• EXCERPTED DATA:
• • • • • • •
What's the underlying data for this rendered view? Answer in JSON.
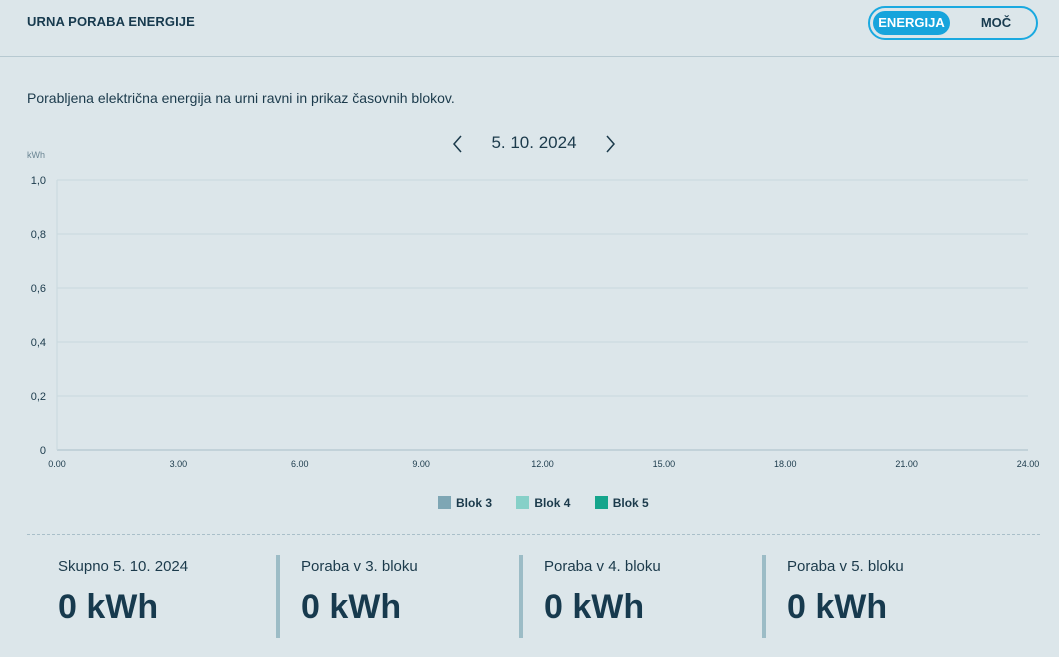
{
  "header": {
    "title": "URNA PORABA ENERGIJE",
    "toggle": {
      "active": "ENERGIJA",
      "inactive": "MOČ"
    }
  },
  "description": "Porabljena električna energija na urni ravni in prikaz časovnih blokov.",
  "date_nav": {
    "date": "5. 10. 2024",
    "prev_icon": "chevron-left-icon",
    "next_icon": "chevron-right-icon"
  },
  "chart_data": {
    "type": "bar",
    "ylabel": "kWh",
    "ylim": [
      0,
      1.0
    ],
    "y_ticks": [
      "1,0",
      "0,8",
      "0,6",
      "0,4",
      "0,2",
      "0"
    ],
    "x_ticks": [
      "0.00",
      "3.00",
      "6.00",
      "9.00",
      "12.00",
      "15.00",
      "18.00",
      "21.00",
      "24.00"
    ],
    "xlim": [
      0,
      24
    ],
    "grid": true,
    "series": [
      {
        "name": "Blok 3",
        "color": "#7ea6b4",
        "values": []
      },
      {
        "name": "Blok 4",
        "color": "#86d0c8",
        "values": []
      },
      {
        "name": "Blok 5",
        "color": "#15a58c",
        "values": []
      }
    ],
    "legend_position": "bottom-center"
  },
  "legend": [
    {
      "label": "Blok 3",
      "color": "#7ea6b4"
    },
    {
      "label": "Blok 4",
      "color": "#86d0c8"
    },
    {
      "label": "Blok 5",
      "color": "#15a58c"
    }
  ],
  "stats": [
    {
      "label": "Skupno 5. 10. 2024",
      "value": "0 kWh"
    },
    {
      "label": "Poraba v 3. bloku",
      "value": "0 kWh"
    },
    {
      "label": "Poraba v 4. bloku",
      "value": "0 kWh"
    },
    {
      "label": "Poraba v 5. bloku",
      "value": "0 kWh"
    }
  ],
  "colors": {
    "accent": "#17a4dc",
    "background": "#dce6ea",
    "text": "#173a4e"
  }
}
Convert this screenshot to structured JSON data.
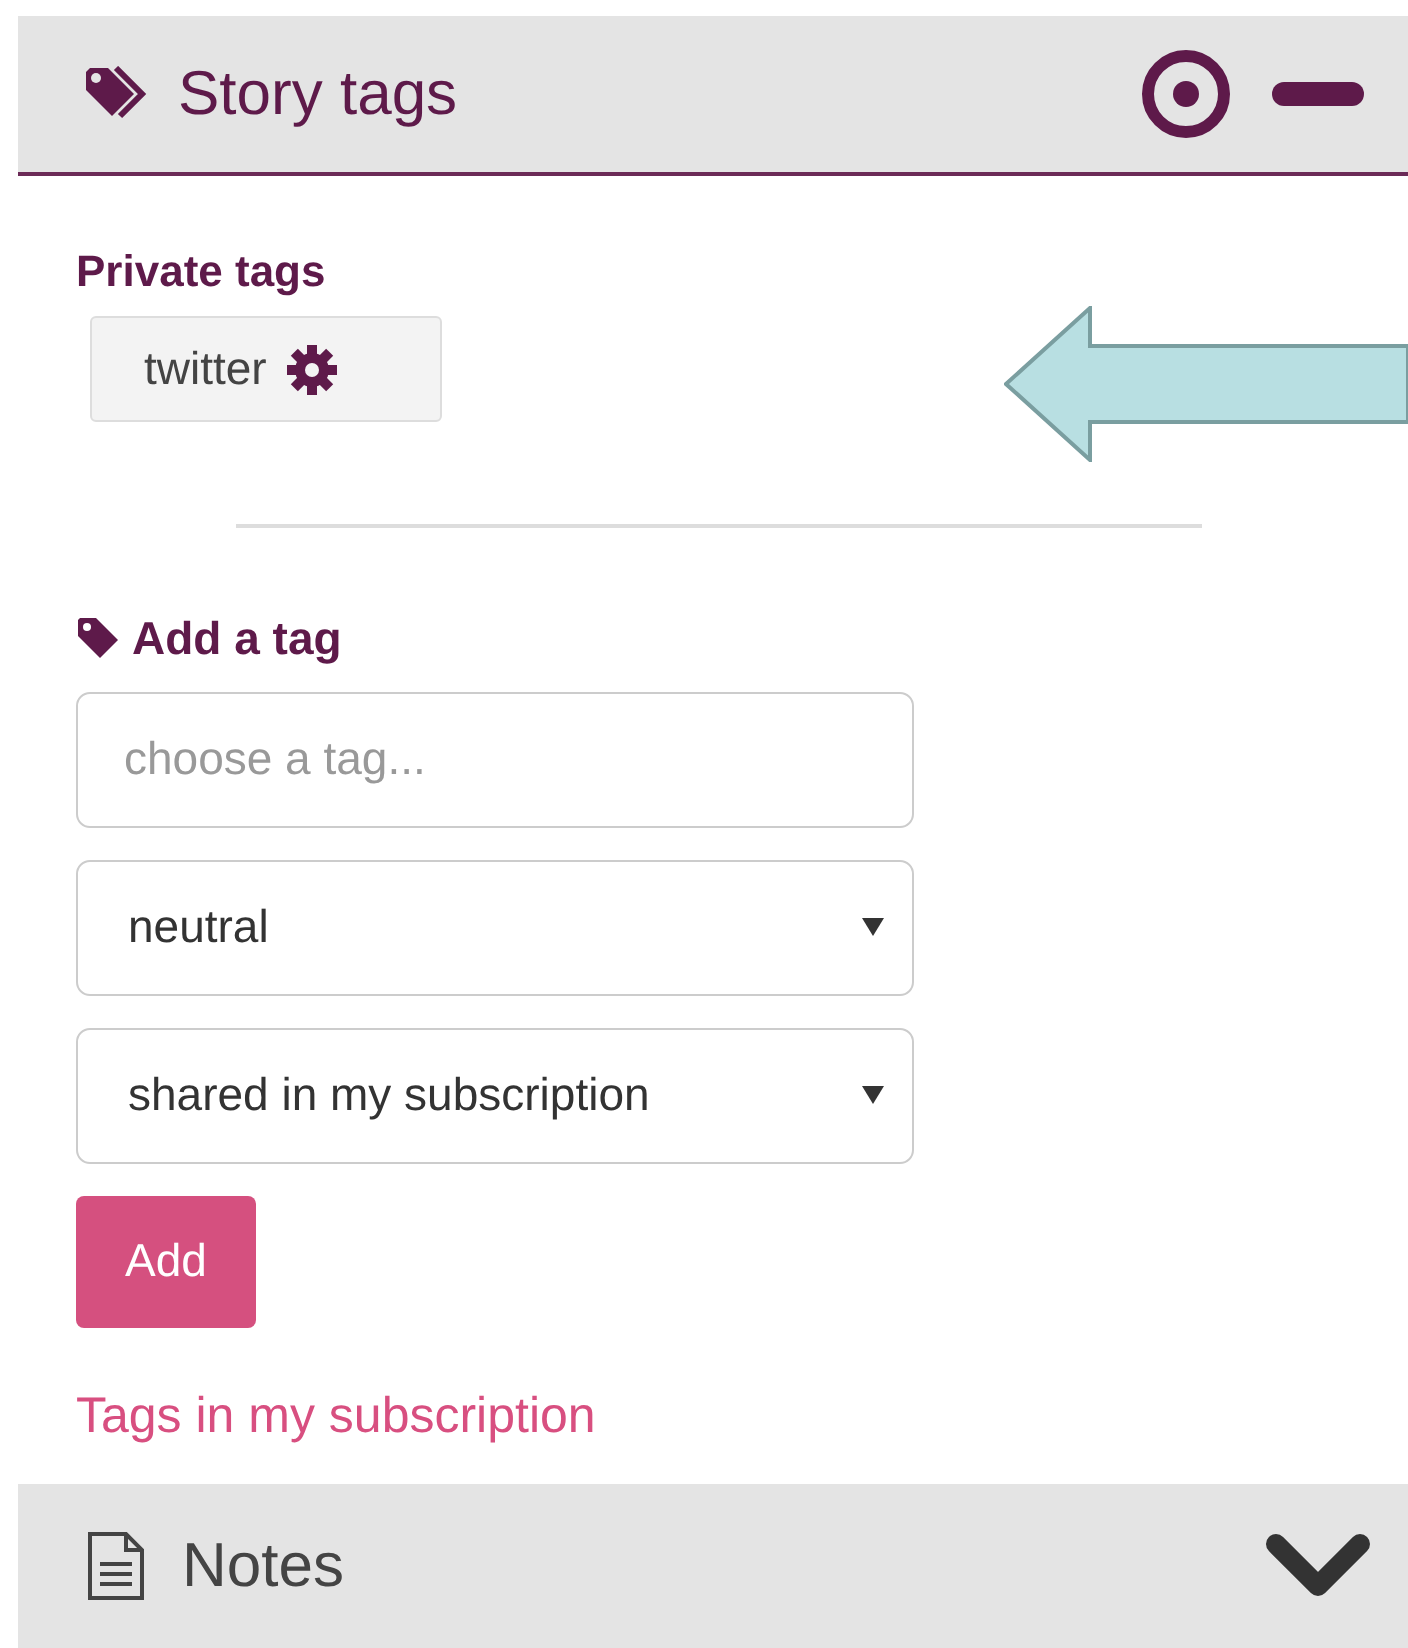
{
  "panel": {
    "title": "Story tags"
  },
  "private_tags": {
    "heading": "Private tags",
    "tags": [
      {
        "label": "twitter"
      }
    ]
  },
  "add_tag": {
    "heading": "Add a tag",
    "input": {
      "placeholder": "choose a tag..."
    },
    "selects": [
      {
        "value": "neutral"
      },
      {
        "value": "shared in my subscription"
      }
    ],
    "button": "Add",
    "link": "Tags in my subscription"
  },
  "notes": {
    "title": "Notes"
  }
}
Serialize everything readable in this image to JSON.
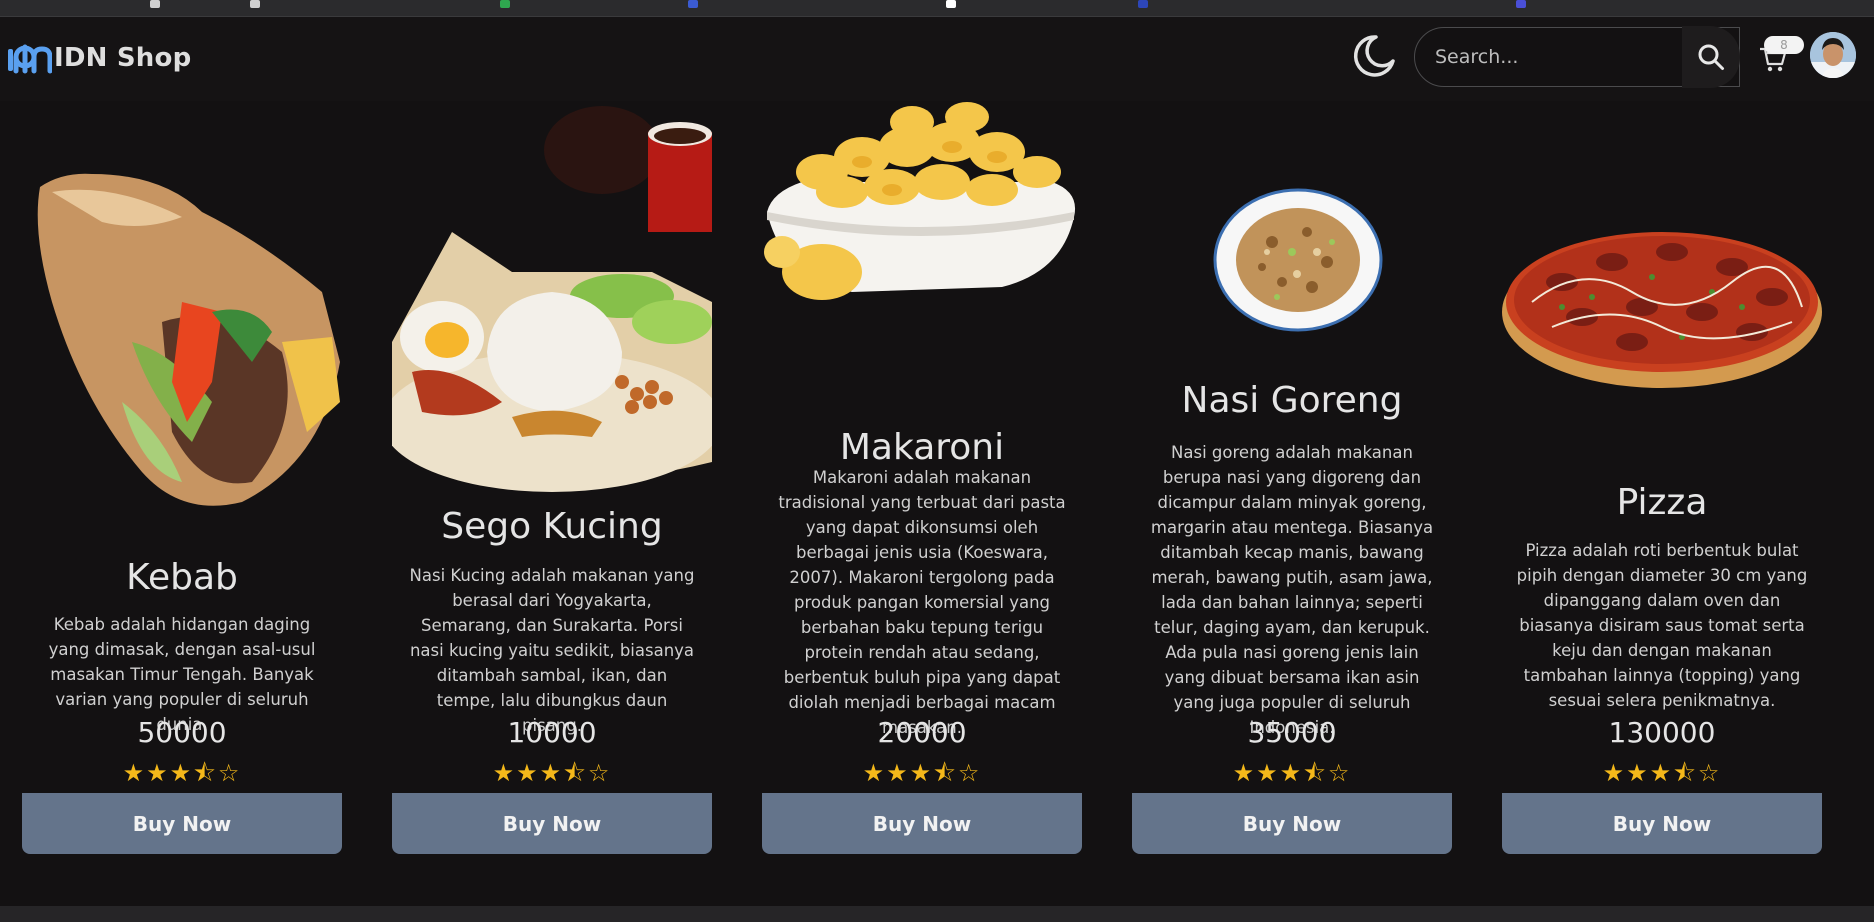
{
  "brand": {
    "name": "IDN Shop"
  },
  "search": {
    "placeholder": "Search..."
  },
  "cart": {
    "count": "8"
  },
  "colors": {
    "button": "#64748b",
    "star": "#f4b81a",
    "background": "#131112",
    "brand_logo": "#5aa0f0"
  },
  "icons": {
    "theme": "moon-icon",
    "search": "search-icon",
    "cart": "cart-icon"
  },
  "products": [
    {
      "name": "Kebab",
      "description": "Kebab adalah hidangan daging yang dimasak, dengan asal-usul masakan Timur Tengah. Banyak varian yang populer di seluruh dunia.",
      "price": "50000",
      "rating": "★★★⯪☆",
      "rating_value": 3.5,
      "button": "Buy Now"
    },
    {
      "name": "Sego Kucing",
      "description": "Nasi Kucing adalah makanan yang berasal dari Yogyakarta, Semarang, dan Surakarta. Porsi nasi kucing yaitu sedikit, biasanya ditambah sambal, ikan, dan tempe, lalu dibungkus daun pisang.",
      "price": "10000",
      "rating": "★★★⯪☆",
      "rating_value": 3.5,
      "button": "Buy Now"
    },
    {
      "name": "Makaroni",
      "description": "Makaroni adalah makanan tradisional yang terbuat dari pasta yang dapat dikonsumsi oleh berbagai jenis usia (Koeswara, 2007). Makaroni tergolong pada produk pangan komersial yang berbahan baku tepung terigu protein rendah atau sedang, berbentuk buluh pipa yang dapat diolah menjadi berbagai macam masakan.",
      "price": "20000",
      "rating": "★★★⯪☆",
      "rating_value": 3.5,
      "button": "Buy Now"
    },
    {
      "name": "Nasi Goreng",
      "description": "Nasi goreng adalah makanan berupa nasi yang digoreng dan dicampur dalam minyak goreng, margarin atau mentega. Biasanya ditambah kecap manis, bawang merah, bawang putih, asam jawa, lada dan bahan lainnya; seperti telur, daging ayam, dan kerupuk. Ada pula nasi goreng jenis lain yang dibuat bersama ikan asin yang juga populer di seluruh Indonesia.",
      "price": "35000",
      "rating": "★★★⯪☆",
      "rating_value": 3.5,
      "button": "Buy Now"
    },
    {
      "name": "Pizza",
      "description": "Pizza adalah roti berbentuk bulat pipih dengan diameter 30 cm yang dipanggang dalam oven dan biasanya disiram saus tomat serta keju dan dengan makanan tambahan lainnya (topping) yang sesuai selera penikmatnya.",
      "price": "130000",
      "rating": "★★★⯪☆",
      "rating_value": 3.5,
      "button": "Buy Now"
    }
  ]
}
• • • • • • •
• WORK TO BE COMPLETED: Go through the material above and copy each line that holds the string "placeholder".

• OUTPUT FOR THIS TASK:
      "placeholder": "choose a tag..."
    "placeholder": "Search..."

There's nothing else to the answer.